Carrots — A Tale of Two Soups
By Bryan Roof, RD, LDN
Today’s Dietitian
Vol. 15 No. 9 P. 106

I’ve had two really great carrot soups in my life. My mother-in-law, Maria, made the first. However, she makes it somewhat reluctantly because, despite her amazing kitchen skills, she actually hates cooking.

Maria is Portuguese, and her recipes follow the rules of the old country. This means they can’t be written down in any precise manner and can be observed only on the sly from a distance because if she knows you’re watching, something always goes gloriously wrong. She has no idea what makes her soup so good.

The second soup was made by the “White Shadow,” a line cook with whom I worked. He was assigned this moniker because he easily was 30 years older than anyone else in the kitchen, with pale skin and a thinning mop of white hair, but more so because he cooked so fast—faster than any one of us by about 30 minutes. He moved like a shadow, smooth and effortless, never breaking a sweat. He whipped up his soup at the restaurant one day, claiming that the key was grating the carrots. I suspected the butter might have helped, too.

Both soups share two things in common: their simplicity and the fact that they actually taste like carrots—harder to accomplish than you may think.

Carrots are relatively high in fiber, so they’re hard to break down (read: make tender enough to purée) without extended cooking, but this extended cooking also can wash out their sweet carroty flavor and diminish their nutritional value. Carrots are rich in vitamin A and beta-carotene and, to a lesser extent, vitamins B, C, and E, as well as minerals such as potassium, manganese, phosphorous, magnesium, zinc, and calcium.

Maria is an impatient cook, so she lets the carrots cook just until tender—the minimum amount of time. The White Shadow grated his carrots on a box grater, which breaks down their fibrous structure, allowing more of their natural juice to make its way into the soup with less cooking.

I’ve borrowed techniques from both soups for the recipe below, but if my mother-in-law asked, I’d be forced to say hers is better.

— Bryan Roof, RD, LDN, is a chef, dietitian, and food writer living in Boston. Follow him on Twitter @bryanroof.


Carrot-Ginger Soup

Serves 4

2 T unsalted butter
1 lb carrots, grated on large holes of box grater
2 T fresh ginger, grated
Fine sea salt and black pepper
4 cups water
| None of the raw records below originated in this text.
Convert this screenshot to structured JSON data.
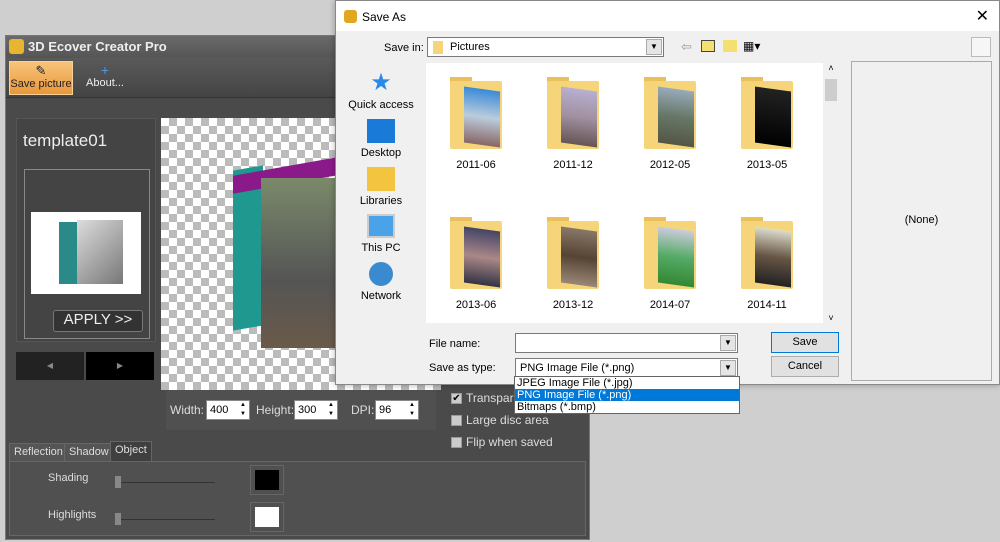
{
  "app": {
    "title": "3D Ecover Creator Pro",
    "toolbar": {
      "save_picture": "Save picture",
      "about": "About..."
    },
    "template": {
      "name": "template01",
      "apply": "APPLY >>"
    },
    "dimensions": {
      "width_label": "Width:",
      "width": "400",
      "height_label": "Height:",
      "height": "300",
      "dpi_label": "DPI:",
      "dpi": "96"
    },
    "options": {
      "transparent": "Transparent",
      "large_disc": "Large disc area",
      "flip": "Flip when saved"
    },
    "tabs": [
      "Reflection",
      "Shadow",
      "Object"
    ],
    "object": {
      "shading": "Shading",
      "highlights": "Highlights",
      "shading_color": "#000000",
      "highlights_color": "#ffffff"
    }
  },
  "dialog": {
    "title": "Save As",
    "save_in_label": "Save in:",
    "save_in": "Pictures",
    "places": [
      "Quick access",
      "Desktop",
      "Libraries",
      "This PC",
      "Network"
    ],
    "folders": [
      "2011-06",
      "2011-12",
      "2012-05",
      "2013-05",
      "2013-06",
      "2013-12",
      "2014-07",
      "2014-11"
    ],
    "preview": "(None)",
    "file_name_label": "File name:",
    "file_name": "",
    "type_label": "Save as type:",
    "type": "PNG Image File (*.png)",
    "type_options": [
      "JPEG Image File (*.jpg)",
      "PNG Image File (*.png)",
      "Bitmaps (*.bmp)"
    ],
    "save": "Save",
    "cancel": "Cancel"
  }
}
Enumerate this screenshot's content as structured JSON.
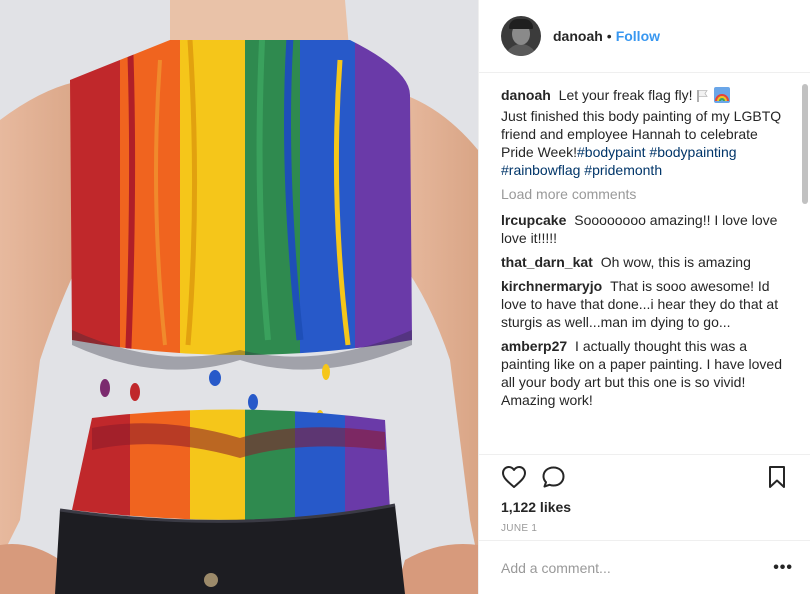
{
  "post": {
    "username": "danoah",
    "separator": "•",
    "follow_label": "Follow",
    "caption": {
      "username": "danoah",
      "text": "Let your freak flag fly!",
      "text2": "Just finished this body painting of my LGBTQ friend and employee Hannah to celebrate Pride Week!",
      "hashtags": [
        "#bodypaint",
        "#bodypainting",
        "#rainbowflag",
        "#pridemonth"
      ]
    },
    "load_more_label": "Load more comments",
    "comments": [
      {
        "username": "lrcupcake",
        "text": "Soooooooo amazing!! I love love love it!!!!!"
      },
      {
        "username": "that_darn_kat",
        "text": "Oh wow, this is amazing"
      },
      {
        "username": "kirchnermaryjo",
        "text": "That is sooo awesome! Id love to have that done...i hear they do that at sturgis as well...man im dying to go..."
      },
      {
        "username": "amberp27",
        "text": "I actually thought this was a painting like on a paper painting. I have loved all your body art but this one is so vivid! Amazing work!"
      }
    ],
    "likes": "1,122 likes",
    "date": "June 1",
    "add_comment_placeholder": "Add a comment...",
    "more_label": "•••"
  },
  "icons": {
    "like": "heart-icon",
    "comment": "comment-bubble-icon",
    "save": "bookmark-icon",
    "options": "more-options-icon"
  },
  "colors": {
    "link_blue": "#3897f0",
    "hashtag_blue": "#003569",
    "muted_gray": "#999999",
    "rainbow": [
      "#c0282b",
      "#f0641f",
      "#f5c61a",
      "#2f8a4f",
      "#2759c9",
      "#6a3aa8"
    ]
  }
}
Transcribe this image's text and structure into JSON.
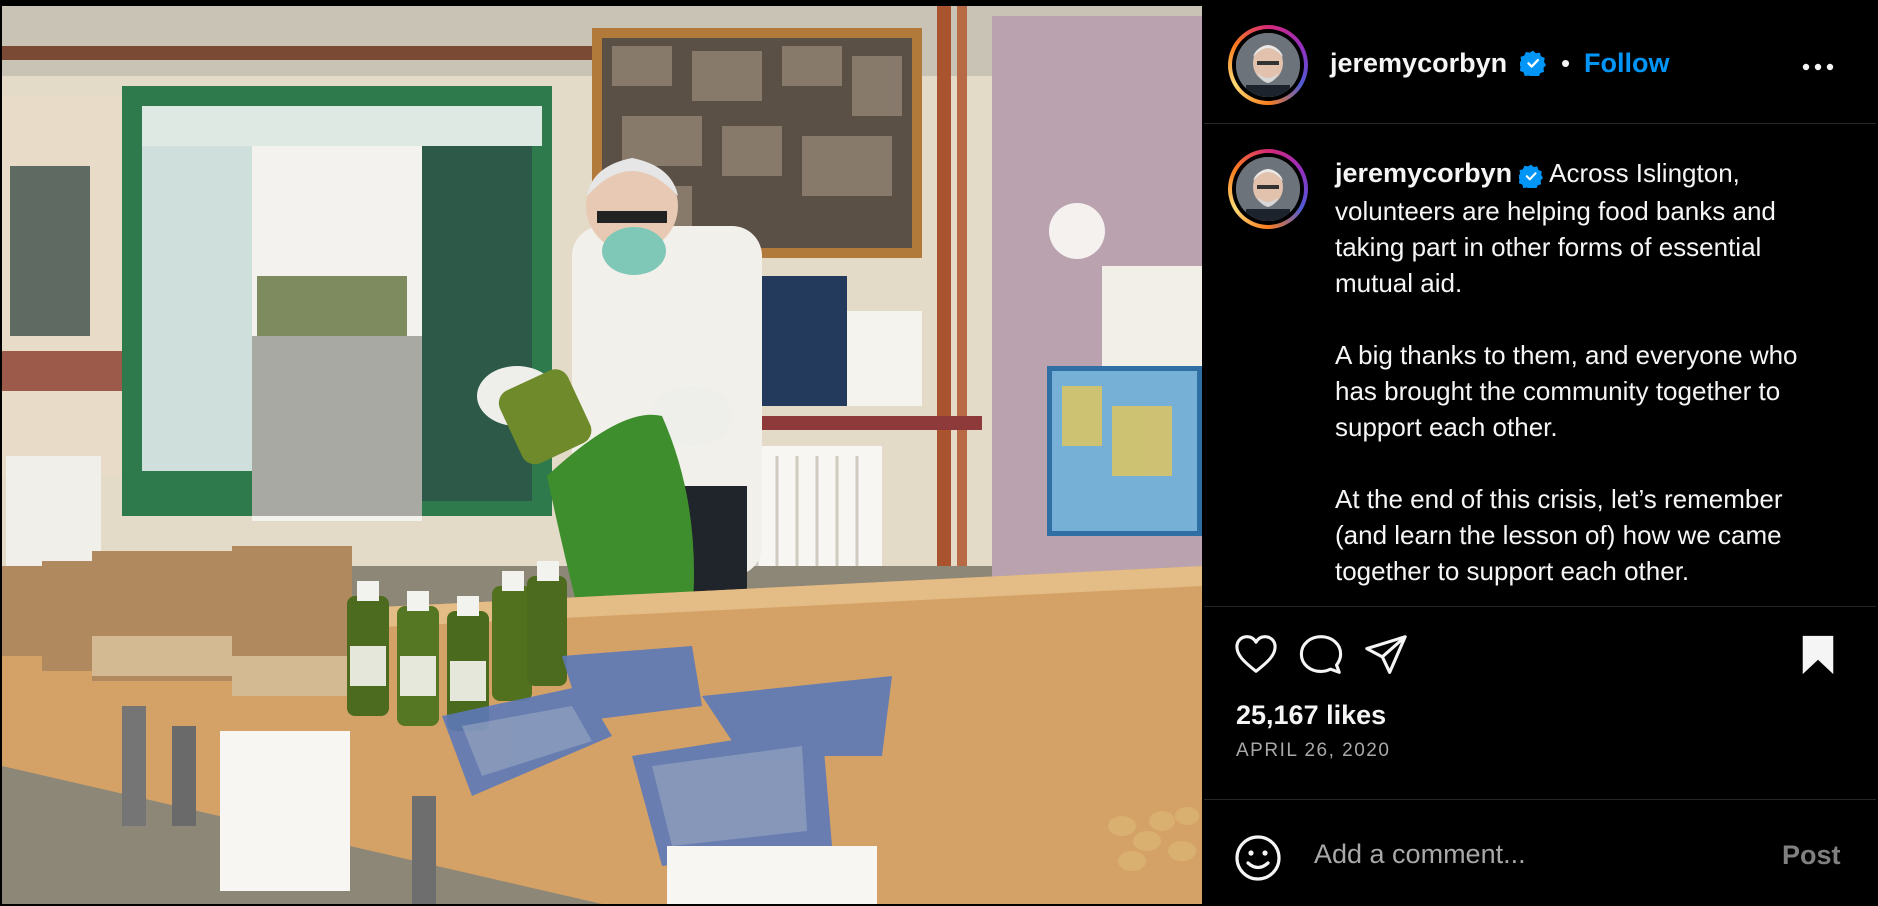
{
  "post": {
    "username": "jeremycorbyn",
    "follow_label": "Follow",
    "separator": "•",
    "caption": "Across Islington, volunteers are helping food banks and taking part in other forms of essential mutual aid.\n\nA big thanks to them, and everyone who has brought the community together to support each other.\n\nAt the end of this crisis, let’s remember (and learn the lesson of) how we came together to support each other.",
    "likes": "25,167 likes",
    "date": "APRIL 26, 2020",
    "verified": true
  },
  "icons": {
    "verified": "verified-badge-icon",
    "more": "more-options-icon",
    "like": "heart-icon",
    "comment": "comment-icon",
    "share": "share-icon",
    "save": "bookmark-icon",
    "emoji": "emoji-icon"
  },
  "comment_box": {
    "placeholder": "Add a comment...",
    "post_label": "Post"
  },
  "colors": {
    "background": "#000000",
    "link_blue": "#0095f6",
    "verified_blue": "#0095f6",
    "muted": "#a8a8a8"
  }
}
1. Melt butter in large saucepan over medium-low heat. Add carrots, ginger, and 1 1/4 tsp salt, and cook until carrots are just crisp-tender, about 8 minutes.

2. Add water and bring to a boil. Reduce to a strong simmer, and cook carrot mixture for 7 minutes.

3. Working in batches, purée ingredients in a blender until smooth. Return to the saucepan and season with salt and pepper to taste. Rewarm the soup before serving.

Nutrient Analysis per serving
Calories: 100; Total fat: 6 g; Sat fat: 3.5 g; Trans fat: 0 g; Cholesterol: 15 mg; Sodium: 810 mg; Total carbohydrate: 11 g; Fiber: 3 g; Sugars: 5 g; Protein: 1 g